In other words, Singh doesn’t have to answer the question in full, because there will not be an NDP government in a week.
There may, however, be a new Liberal government, and Justin Trudeau has already answered these questions. And his necessarily compromised answers make easy targets.
Trudeau’s government chose what they deemed to be the least bad option on Trans Mountain – they bought it to keep the project from collapsing and have since tried to get it built, in the hope that it would help keep the economy steady enough (and the voters on the right side of their big tent just content enough) to give them another mandate so they can keep working on their climate plan and everything else.
Their climate plan is, in my estimation, pretty close to as ambitious as a government in Canada today could hope to implement without fatally compromising their chances of re-election, which is the only way to keep enacting real climate policy when the main opposition only sneers contemptuously at the whole issue.
I also believe there’s nothing more important in this election than a national carbon price (and the rest of the Liberals’ necessarily compromised and not-yet-fast-enough climate plan) surviving one more election cycle. After that – when it fails to bring about economic ruin – it should be very hard to dislodge. I believe it was worth buying a pipeline to have a shot at making a carbon price a permanent feature of the national policy landscape. And that shot carries more weight for me than a vague, virtuous campaign-trail promise to invest only in renewable energy.

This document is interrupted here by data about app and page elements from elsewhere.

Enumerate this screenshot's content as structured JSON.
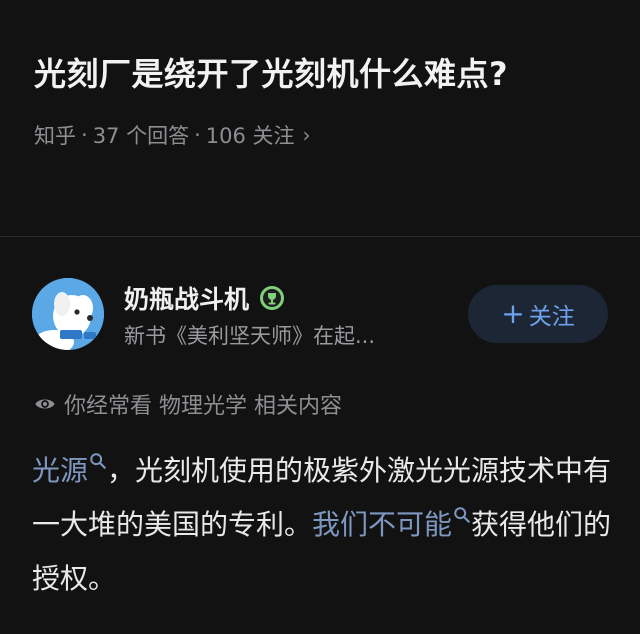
{
  "question": {
    "title": "光刻厂是绕开了光刻机什么难点?",
    "source": "知乎",
    "answers": "37 个回答",
    "follows": "106 关注"
  },
  "author": {
    "name": "奶瓶战斗机",
    "description": "新书《美利坚天师》在起...",
    "follow_label": "关注",
    "follow_plus": "+"
  },
  "recommend_reason": "你经常看 物理光学 相关内容",
  "answer": {
    "keyword_1": "光源",
    "text_1": "，光刻机使用的极紫外激光光源技术中有一大堆的美国的专利。",
    "keyword_2": "我们不可能",
    "text_2": "获得他们的授权。"
  },
  "colors": {
    "background": "#121212",
    "keyword": "#7d97bf",
    "follow_text": "#6ea2ee",
    "follow_bg": "#1d2635",
    "badge": "#7ed07a"
  },
  "icons": {
    "meta_arrow": "chevron-right-icon",
    "badge": "trophy-badge-icon",
    "reason": "eye-icon",
    "keyword": "search-icon"
  }
}
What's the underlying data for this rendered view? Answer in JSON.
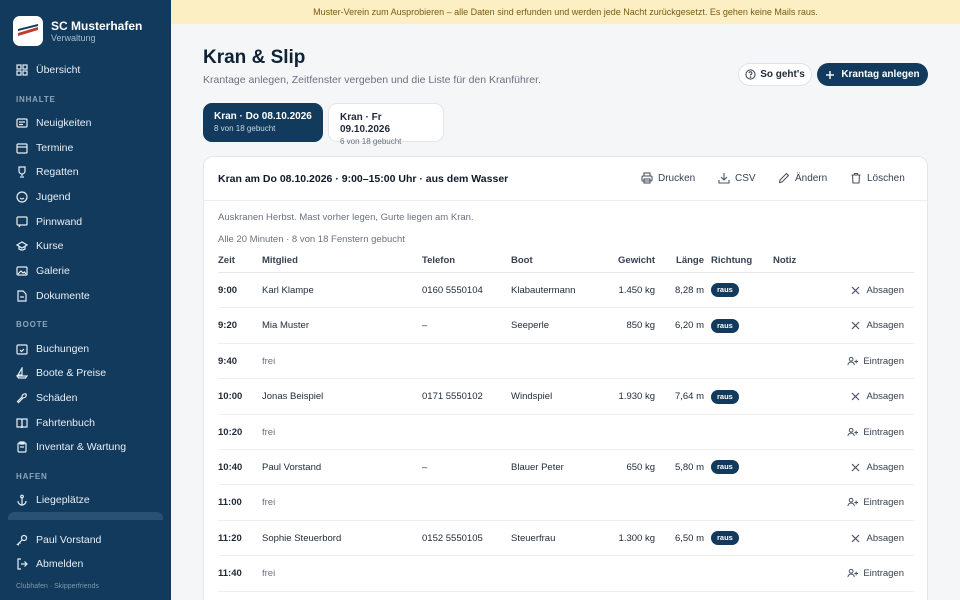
{
  "brand": {
    "name": "SC Musterhafen",
    "subtitle": "Verwaltung"
  },
  "sidebar": {
    "overview": {
      "label": "Übersicht",
      "icon": "dashboard-icon"
    },
    "sections": [
      {
        "title": "INHALTE",
        "items": [
          {
            "label": "Neuigkeiten",
            "icon": "newspaper-icon"
          },
          {
            "label": "Termine",
            "icon": "calendar-icon"
          },
          {
            "label": "Regatten",
            "icon": "trophy-icon"
          },
          {
            "label": "Jugend",
            "icon": "smiley-icon"
          },
          {
            "label": "Pinnwand",
            "icon": "pin-icon"
          },
          {
            "label": "Kurse",
            "icon": "graduation-cap-icon"
          },
          {
            "label": "Galerie",
            "icon": "image-icon"
          },
          {
            "label": "Dokumente",
            "icon": "document-icon"
          }
        ]
      },
      {
        "title": "BOOTE",
        "items": [
          {
            "label": "Buchungen",
            "icon": "calendar-check-icon"
          },
          {
            "label": "Boote & Preise",
            "icon": "sailboat-icon"
          },
          {
            "label": "Schäden",
            "icon": "wrench-icon"
          },
          {
            "label": "Fahrtenbuch",
            "icon": "book-icon"
          },
          {
            "label": "Inventar & Wartung",
            "icon": "clipboard-icon"
          }
        ]
      },
      {
        "title": "HAFEN",
        "items": [
          {
            "label": "Liegeplätze",
            "icon": "anchor-icon"
          }
        ]
      }
    ],
    "user": "Paul Vorstand",
    "logout": "Abmelden",
    "footer": "Clubhafen · Skipperfriends"
  },
  "banner": "Muster-Verein zum Ausprobieren – alle Daten sind erfunden und werden jede Nacht zurückgesetzt. Es gehen keine Mails raus.",
  "header": {
    "title": "Kran & Slip",
    "subtitle": "Krantage anlegen, Zeitfenster vergeben und die Liste für den Kranführer.",
    "help_label": "So geht's",
    "primary_label": "Krantag anlegen"
  },
  "tabs": [
    {
      "title": "Kran · Do 08.10.2026",
      "sub": "8 von 18 gebucht"
    },
    {
      "title": "Kran · Fr 09.10.2026",
      "sub": "6 von 18 gebucht"
    }
  ],
  "card": {
    "title": "Kran am Do 08.10.2026 · 9:00–15:00 Uhr · aus dem Wasser",
    "actions": {
      "print": "Drucken",
      "csv": "CSV",
      "edit": "Ändern",
      "delete": "Löschen"
    },
    "description": "Auskranen Herbst. Mast vorher legen, Gurte liegen am Kran.",
    "meta": "Alle 20 Minuten · 8 von 18 Fenstern gebucht",
    "columns": {
      "time": "Zeit",
      "member": "Mitglied",
      "phone": "Telefon",
      "boat": "Boot",
      "weight": "Gewicht",
      "length": "Länge",
      "direction": "Richtung",
      "note": "Notiz"
    },
    "rows": [
      {
        "time": "9:00",
        "member": "Karl Klampe",
        "phone": "0160 5550104",
        "boat": "Klabautermann",
        "weight": "1.450 kg",
        "length": "8,28 m",
        "direction": "raus",
        "action": "Absagen"
      },
      {
        "time": "9:20",
        "member": "Mia Muster",
        "phone": "–",
        "boat": "Seeperle",
        "weight": "850 kg",
        "length": "6,20 m",
        "direction": "raus",
        "action": "Absagen"
      },
      {
        "time": "9:40",
        "member": "frei",
        "phone": "",
        "boat": "",
        "weight": "",
        "length": "",
        "direction": "",
        "action": "Eintragen"
      },
      {
        "time": "10:00",
        "member": "Jonas Beispiel",
        "phone": "0171 5550102",
        "boat": "Windspiel",
        "weight": "1.930 kg",
        "length": "7,64 m",
        "direction": "raus",
        "action": "Absagen"
      },
      {
        "time": "10:20",
        "member": "frei",
        "phone": "",
        "boat": "",
        "weight": "",
        "length": "",
        "direction": "",
        "action": "Eintragen"
      },
      {
        "time": "10:40",
        "member": "Paul Vorstand",
        "phone": "–",
        "boat": "Blauer Peter",
        "weight": "650 kg",
        "length": "5,80 m",
        "direction": "raus",
        "action": "Absagen"
      },
      {
        "time": "11:00",
        "member": "frei",
        "phone": "",
        "boat": "",
        "weight": "",
        "length": "",
        "direction": "",
        "action": "Eintragen"
      },
      {
        "time": "11:20",
        "member": "Sophie Steuerbord",
        "phone": "0152 5550105",
        "boat": "Steuerfrau",
        "weight": "1.300 kg",
        "length": "6,50 m",
        "direction": "raus",
        "action": "Absagen"
      },
      {
        "time": "11:40",
        "member": "frei",
        "phone": "",
        "boat": "",
        "weight": "",
        "length": "",
        "direction": "",
        "action": "Eintragen"
      }
    ]
  },
  "colors": {
    "navy": "#123a5c",
    "banner_bg": "#fcefc4",
    "banner_text": "#7a5b12"
  }
}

This is not an argument against voting for the NDP or anyone else in any given riding, so much as a clarification regarding the choice voters face on climate policy. The choice is not between the Liberal government’s pipeline project and no pipeline projects at all. It’s between the Liberal approach and a question mark. The question mark is understandably enticing. For the NDP and the Greens, it could mean more power than they’ve ever wielded before on the climate front. It could also mean no power – and no serious climate plan – at all.